Wesley attempted to imitate the life and ministry of Christ to the marginalized and disenfranchised. He brought together evangelical zeal and social outreach in a manner that focused on the needs of the working class. He believed—more optimistically than realistically—that conversion to the gospel of Christ demanded such a radical change of behavior that its spread would eventually materialize in a new society inspired by the primitive church (Acts 4:32-37), where individual responsibility was advocated for the alleviation of social ills and where injustice was nonexistent:
Great grace‘ will be upon them all,‘ and they will all be of one heart and one soul.‘ The natural, necessary consequence of all this will be the same as it was in the beginning of the Christian Church. None of them will say that aught [any] of the things which he possesses is his own, but they will have all things in common. Neither will there be any among them that want; for as many as are possessed of lands and houses will sell them, and distribution will be made to every man, according as he has need.8
8 ―The General Spread of the Gospel,‖ Sermon 63, Wesley, Works (Bicentennial edition) Vol. II:494.

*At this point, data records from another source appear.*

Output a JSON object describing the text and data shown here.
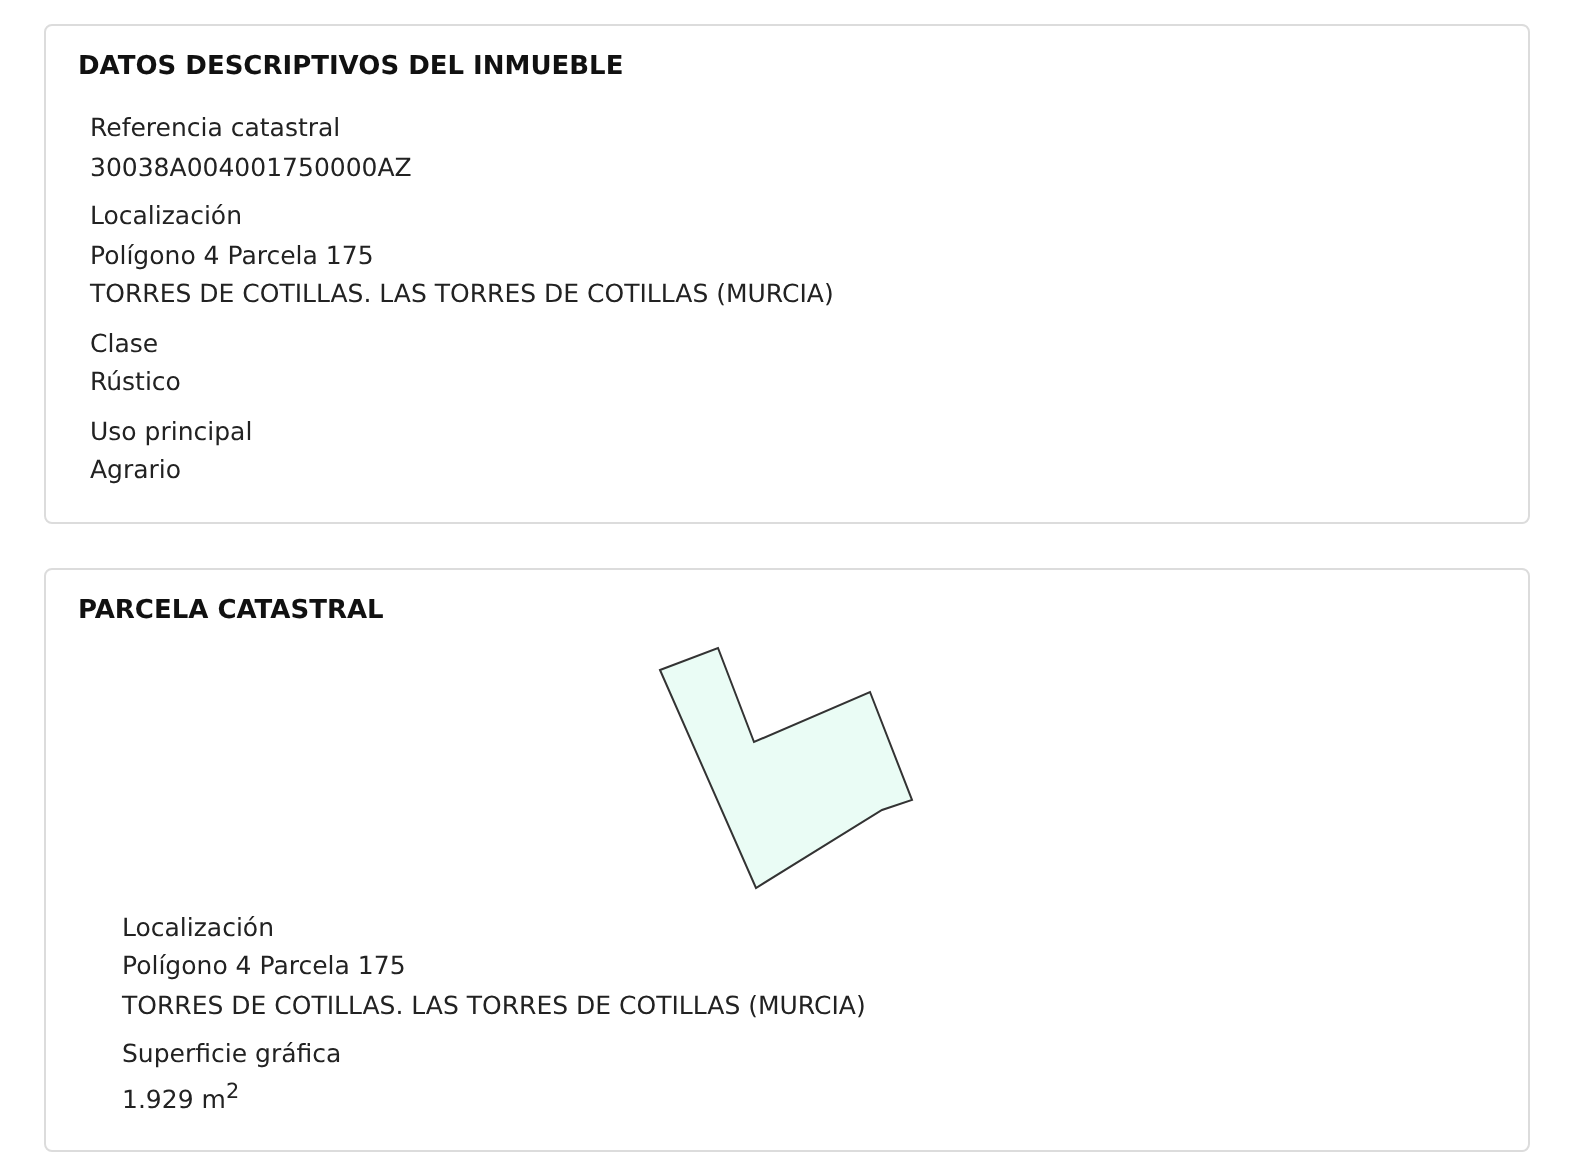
{
  "sections": [
    {
      "title": "DATOS DESCRIPTIVOS DEL INMUEBLE",
      "fields": [
        {
          "label": "Referencia catastral",
          "lines": [
            "30038A004001750000AZ"
          ]
        },
        {
          "label": "Localización",
          "lines": [
            "Polígono 4 Parcela 175",
            "TORRES DE COTILLAS. LAS TORRES DE COTILLAS (MURCIA)"
          ]
        },
        {
          "label": "Clase",
          "lines": [
            "Rústico"
          ]
        },
        {
          "label": "Uso principal",
          "lines": [
            "Agrario"
          ]
        }
      ]
    },
    {
      "title": "PARCELA CATASTRAL",
      "kind": "parcel",
      "fields": [
        {
          "label": "Localización",
          "lines": [
            "Polígono 4 Parcela 175",
            "TORRES DE COTILLAS. LAS TORRES DE COTILLAS (MURCIA)"
          ]
        },
        {
          "label": "Superficie gráfica",
          "lines": [
            "1.929 m$^{2}$"
          ]
        }
      ]
    }
  ]
}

Wesley‘s vision from Acts (4: 32-35)—from each according to gifts and to each according to need—was a perennial expression of his human hope. His fervently argued norms of radical sharing and avoidance of excess accumulation of wealth were appropriate as were his pleas for changed national policy. His vocation, political realism, and political weakness, even at the height of his influence, prevented him from detailed community political organization to reform the poor laws or to achieve policies of justice for the poor.
But he taught the Methodists to translate their basic message of ―love of God and neighbor‖ into a mission of help and hope in the community of faith, in which the poor were included as children of God. The Wesleyan program of outreach to society is a defining element of the Methodist heritage.
Following Wesley‘s lead, Methodists have consistently insisted: if religion is in the heart,
it will be visible in good works. At their best, Christians living in the Wesleyan tradition, have never separated doctrine from ethics—what they believe from how they live. And how they live is not merely a question of how they live as individuals, but also a matter of how they live as members of local and national communities and as citizens of the world.
To guide the church‘s social thought and action, statements of Social Principles have been adopted, beginning with the church‘s first ―social creed in 1908. These statements have been regularly revised to meet the challenges in the church and in the world. Members of GCSRW in 2007 reminded the church leaders that strategies for addressing the poor to be proposed to the General Conference 2008 should include ministries with the poor that address systemic political and social concerns and recognize that most of the world‘s poor are women and children.
The privileged prefer charitable giving to social action to empower the poor because charity makes the giver feel good and the receiver feel humbled. Empowerment gives the poor a sense of dignity but threatens the advantages of the rich.